“Of course you want to have relevance in what you do, but I also think fashion is supposed to make you dream.
While Dundas’s first women’s collection for Cavalli largely represented a brighter, younger approach than the glitzy, yacht ready glamour favored by its founder, his sophomore collection took the Cavalli woman closer to Dundas’s Cavalli man: a rock ‘n’ roll sense of aged opulence with an emphasis on the 70s. It had all the glamour Cavalli stands for, but was rugged, decadent, and essentially much closer to Cavalli’s early work than the founder’s own efforts had been in recent years. Those collections were symptomatic of a house resting too much on its glamorous laurels, where routine had become protocol and a shake up was needed, right down to its foundation. Just Cavalli, the diffusion line launched in 1998 as a younger and more accessible take on the main line, had virtually lost its identity. “So the first thing I did was to cancel the show,” Dundas says. “I wanted to free it from the constraints of being runway friendly.” For Fall/Winter 2016, he staged a series of casual mini shows over one day in Milan, presenting his new Just Cavalli: skinny glam rock kids in vibrant, clubbier interpretations of that louche tone he’d already established for the parent label.
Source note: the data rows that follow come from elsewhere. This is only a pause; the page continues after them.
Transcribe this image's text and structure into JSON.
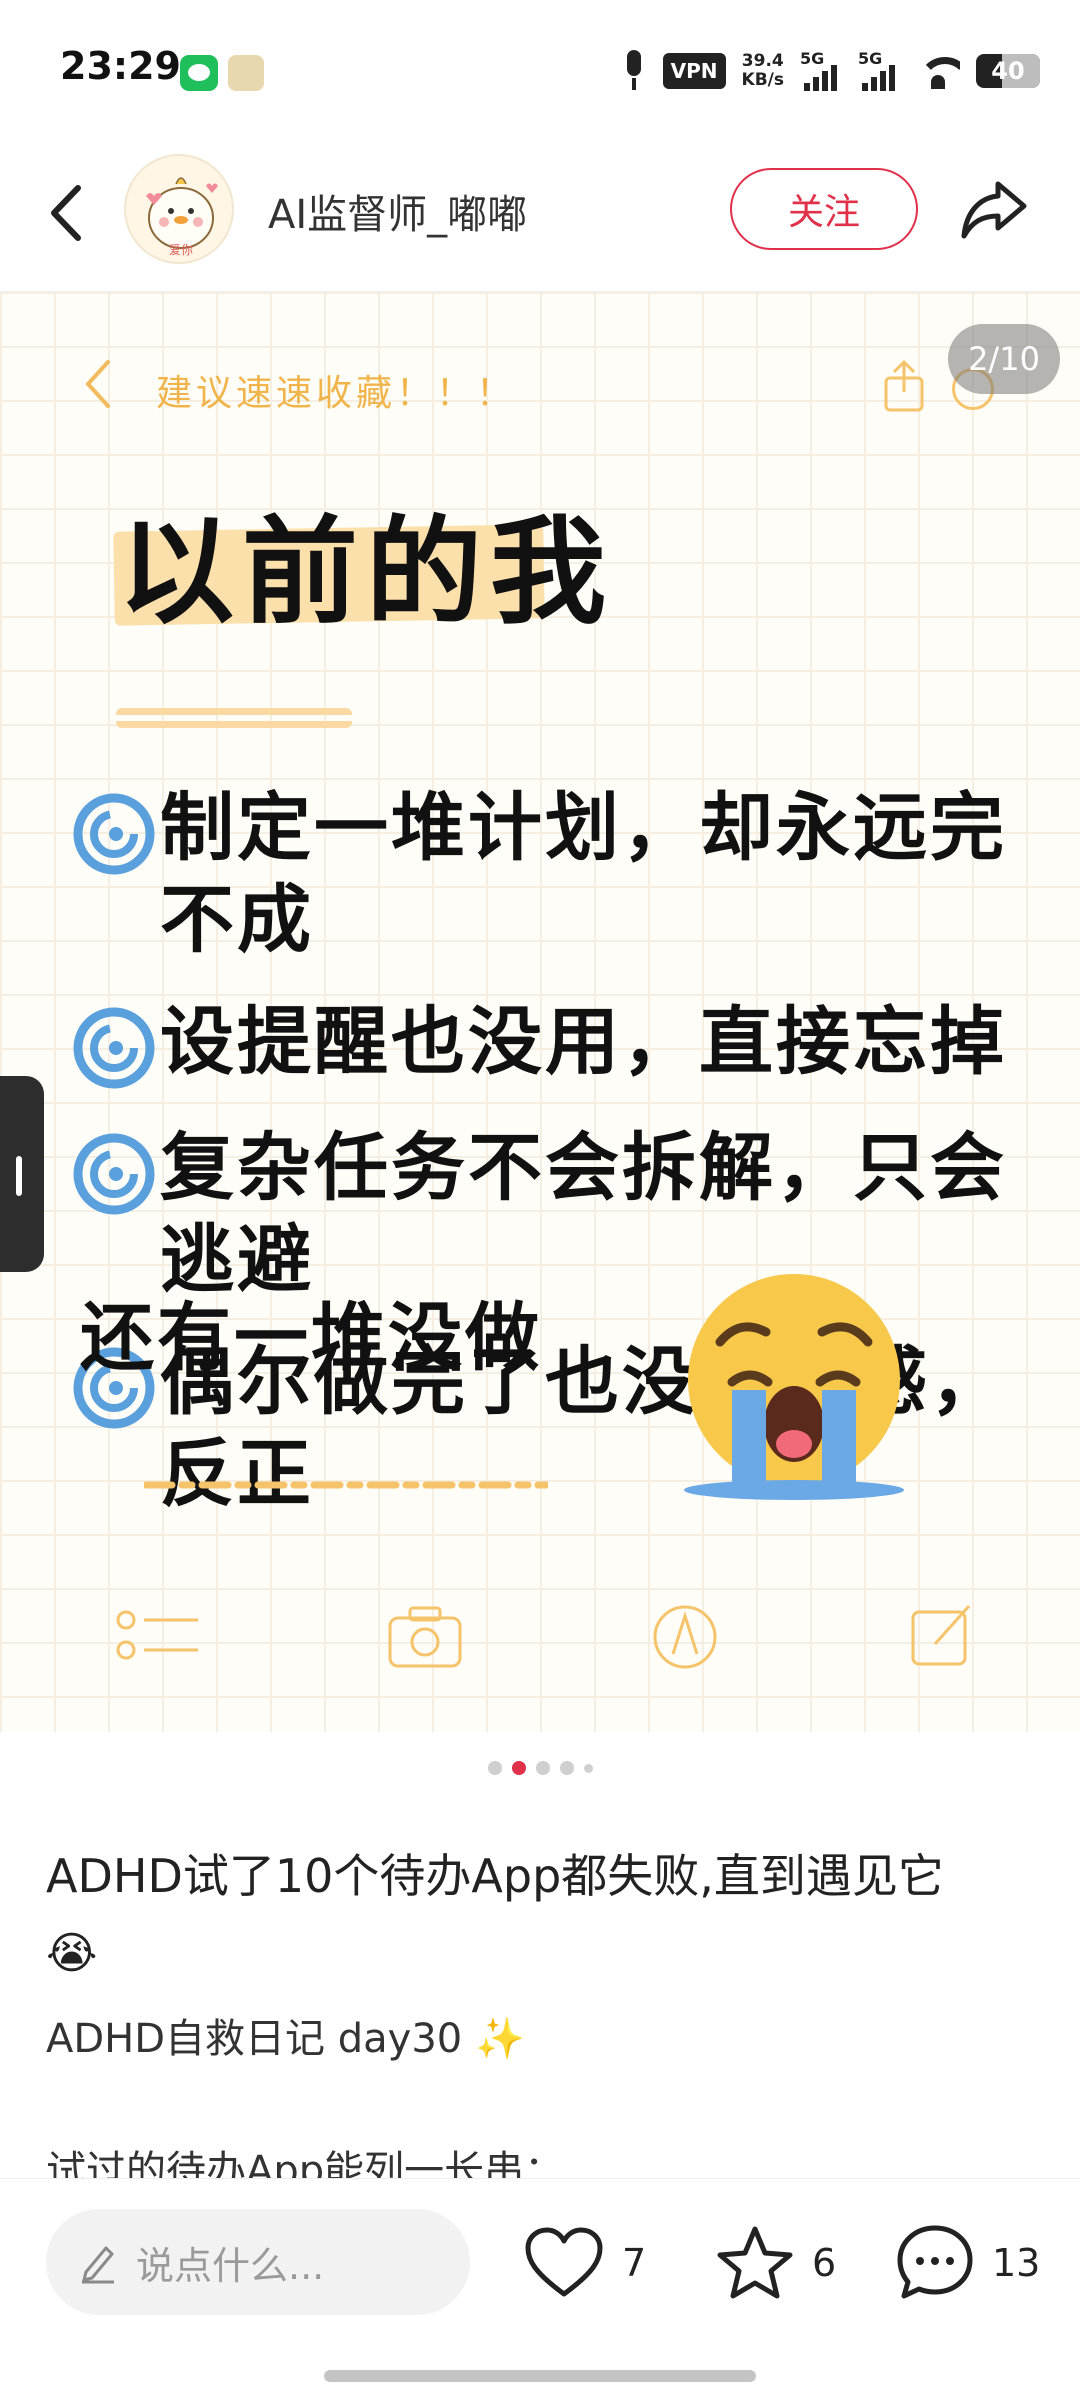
{
  "status_bar": {
    "time": "23:29",
    "vpn_label": "VPN",
    "speed_value": "39.4",
    "speed_unit": "KB/s",
    "signal1_label": "5G",
    "signal2_label": "5G",
    "battery": "40"
  },
  "header": {
    "username": "AI监督师_嘟嘟",
    "follow_label": "关注",
    "avatar_text": "爱你"
  },
  "note_image": {
    "page_counter": "2/10",
    "header_text": "建议速速收藏！！！",
    "title": "以前的我",
    "bullets": [
      "制定一堆计划，却永远完不成",
      "设提醒也没用，直接忘掉",
      "复杂任务不会拆解，只会逃避",
      "偶尔做完了也没成就感，反正"
    ],
    "bullet_continuation": "还有一堆没做"
  },
  "pagination": {
    "total_dots": 5,
    "active_index": 1
  },
  "post": {
    "title": "ADHD试了10个待办App都失败,直到遇见它",
    "title_emoji": "😭",
    "subtitle": "ADHD自救日记 day30",
    "subtitle_emoji": "✨",
    "body_first_line": "试过的待办App能列一长串："
  },
  "bottom_bar": {
    "comment_placeholder": "说点什么...",
    "likes": "7",
    "favorites": "6",
    "comments": "13"
  },
  "colors": {
    "accent": "#e0304a",
    "note_orange": "#f0b44b",
    "highlight": "#fbe0ac",
    "bullet_blue": "#5aa0dc"
  }
}
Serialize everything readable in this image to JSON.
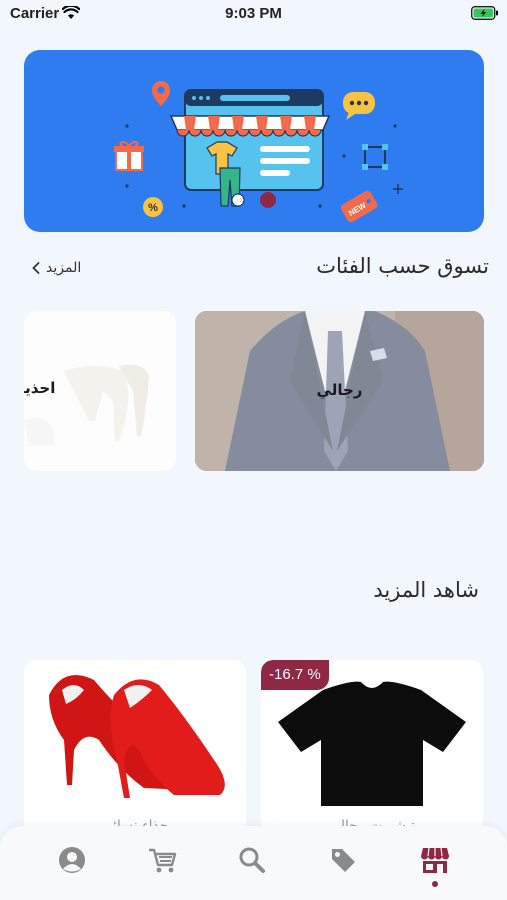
{
  "status_bar": {
    "carrier": "Carrier",
    "time": "9:03 PM"
  },
  "banner": {
    "badge_text": "NEW"
  },
  "categories_section": {
    "title": "تسوق حسب الفئات",
    "more_label": "المزيد",
    "items": [
      {
        "label": "رجالي"
      },
      {
        "label": "احذية"
      }
    ]
  },
  "more_section": {
    "title": "شاهد المزيد",
    "products": [
      {
        "name": "تيشيرت رجالي",
        "discount": "-16.7 %"
      },
      {
        "name": "حذاء نسائي"
      }
    ]
  },
  "tab_bar": {
    "tabs": [
      "profile-icon",
      "cart-icon",
      "search-icon",
      "tag-icon",
      "store-icon"
    ],
    "active": "store-icon"
  },
  "colors": {
    "accent": "#8f2745",
    "banner": "#2f7bf0",
    "background": "#f2f6fd"
  }
}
To highlight the Milanese youth scene for which Just Cavalli was originially created (but few visitors will ever see), he threw an enormous party for the city’s club kids that evening. “I ended up bartending because I didn’t know what to do with myself,” he laughs—and luckily he makes a good gin and tonic. Dundas, of course, is no stranger to the millennial generation of fervent Instagrammers who follow him for his ritzy lifestyle and illustrious posse of friends. When you make a name for yourself designing the kind of dresses Dundas does, expect Beyoncé, Rihanna, Ciara, and Naomi to follow you back. And he isn’t a fame snob. The first dress he designed as creative director for Cavalli was the heavily beaded, feathered ball gown Kim Kardashian West—that most divisive of superstars—wore to the Met Gala in 2015. “Here’s the thing: I really like Kim. I have a blast with her,” he says. “Yes, I did wonder what the reaction would be, but I was really happy with the way she looked, and I know she was as well. She’s keeping the dress for her daughter to get married in.”
As far as that glamour factor goes, so central to Cavalli, Dundas couldn’t have found a more dedicated pin up for his debut—or bigger scale exposure. And whether you like the Kardashian Wests or not, whether you think they’re trivial entertainment or a distraction from those disasters that preoccupy our lives right now, they represent that unapologetic escapism that creates the aspiration for a beautiful life—that Cavalli dream world far away from Brexit, terror, and failing economies. Looking at it like that, Peter Dundas plays a pretty decent role in fashion. “I don’t want it to sound like a cliché,” he says of going to Cavalli, “but it feels like going from a small passenger plane to flying a double decker.”
This article first appeared in Document’s Fall/Winter 2016 issue.